- Esposito S, Principi N, Leung CC, Migliori GB. Universal use of face masks for success against COVID-19: evidence and implications for prevention policies. Eur Respir J. 2020; 55: 2001260.
- Goldust M, Abdelmaksoud A, Navarini AA. Hand disinfection in the combat against COVID-19. J Eur Acad Dermatol Venereol. 2020; 34: e454-e455.
- Karáth K. Covid-19: Hungary’s pandemic response may have been worse than the virus. BMJ. 2020; 371: m4153.
- Eccleston-Turner M, Upton H. International collaboration to ensure equitable access to vaccines for COVID-19: The ACT-Accelerator and the COVAX Facility. Milbank Q. 2021.
- Ferguson K, Caplan A. Love thy neighbour? Allocating vaccines in a world of competing obligations. J Med Ethics. 2020.
- Nhamo G, Chikodzi D, Kunene HP, Mashula N. COVID-19 vaccines and treatments nationalism: Challenges for low-income countries and the attainment of the SDGs. Glob Public Health. 2021; 16: 319-339.

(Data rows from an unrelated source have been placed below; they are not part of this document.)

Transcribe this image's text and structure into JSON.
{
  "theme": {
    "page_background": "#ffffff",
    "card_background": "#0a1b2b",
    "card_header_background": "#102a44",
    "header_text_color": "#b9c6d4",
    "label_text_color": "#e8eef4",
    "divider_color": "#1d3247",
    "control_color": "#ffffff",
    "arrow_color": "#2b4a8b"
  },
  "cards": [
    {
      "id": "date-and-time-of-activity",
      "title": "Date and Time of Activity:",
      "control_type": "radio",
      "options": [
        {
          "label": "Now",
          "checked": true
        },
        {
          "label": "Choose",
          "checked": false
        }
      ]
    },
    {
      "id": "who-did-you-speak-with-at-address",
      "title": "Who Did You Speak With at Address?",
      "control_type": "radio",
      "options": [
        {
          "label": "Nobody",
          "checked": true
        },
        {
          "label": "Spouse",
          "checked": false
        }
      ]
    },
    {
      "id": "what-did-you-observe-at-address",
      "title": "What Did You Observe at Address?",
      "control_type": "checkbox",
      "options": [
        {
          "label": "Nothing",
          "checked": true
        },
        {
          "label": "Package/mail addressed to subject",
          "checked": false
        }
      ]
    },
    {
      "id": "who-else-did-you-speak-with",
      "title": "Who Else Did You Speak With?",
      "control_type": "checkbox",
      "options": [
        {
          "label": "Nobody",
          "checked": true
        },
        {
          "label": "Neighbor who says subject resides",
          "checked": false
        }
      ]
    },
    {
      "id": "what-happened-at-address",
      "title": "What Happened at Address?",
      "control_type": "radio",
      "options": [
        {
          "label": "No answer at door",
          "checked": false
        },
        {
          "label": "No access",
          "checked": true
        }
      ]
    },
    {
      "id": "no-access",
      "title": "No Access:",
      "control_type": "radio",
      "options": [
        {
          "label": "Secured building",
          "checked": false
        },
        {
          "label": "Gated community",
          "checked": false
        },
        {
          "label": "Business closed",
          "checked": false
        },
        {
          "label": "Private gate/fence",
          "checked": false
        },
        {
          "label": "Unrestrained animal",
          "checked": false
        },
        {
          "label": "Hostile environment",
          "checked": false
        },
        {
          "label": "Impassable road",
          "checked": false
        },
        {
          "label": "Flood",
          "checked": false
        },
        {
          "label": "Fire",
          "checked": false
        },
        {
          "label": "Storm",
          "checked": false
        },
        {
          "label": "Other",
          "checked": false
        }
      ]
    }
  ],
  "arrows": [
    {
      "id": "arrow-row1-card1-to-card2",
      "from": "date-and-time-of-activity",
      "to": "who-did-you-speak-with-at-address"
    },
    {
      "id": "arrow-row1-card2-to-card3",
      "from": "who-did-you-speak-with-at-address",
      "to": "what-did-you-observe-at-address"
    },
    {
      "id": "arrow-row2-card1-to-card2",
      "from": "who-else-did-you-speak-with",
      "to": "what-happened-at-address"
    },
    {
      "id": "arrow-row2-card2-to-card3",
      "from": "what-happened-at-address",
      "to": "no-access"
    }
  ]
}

- Chia T and Oyeniran OI. Human health versus human rights: An emerging ethical dilemma arising from Coronavirus disease pandemic. Ethics Med Public Health. 2020; 14: 100511.
- COCONEL Group. A future vaccination campaign against COVID-19 at risk of vaccine hesitancy and politicisation. Lancet Infect Dis. 2020; 20: 769-770.
- Excler JL, Privor-Dumm L, Kim JH. Supply and delivery of vaccines for global health. Curr Opin Immunol. 2021; 71: 13-20.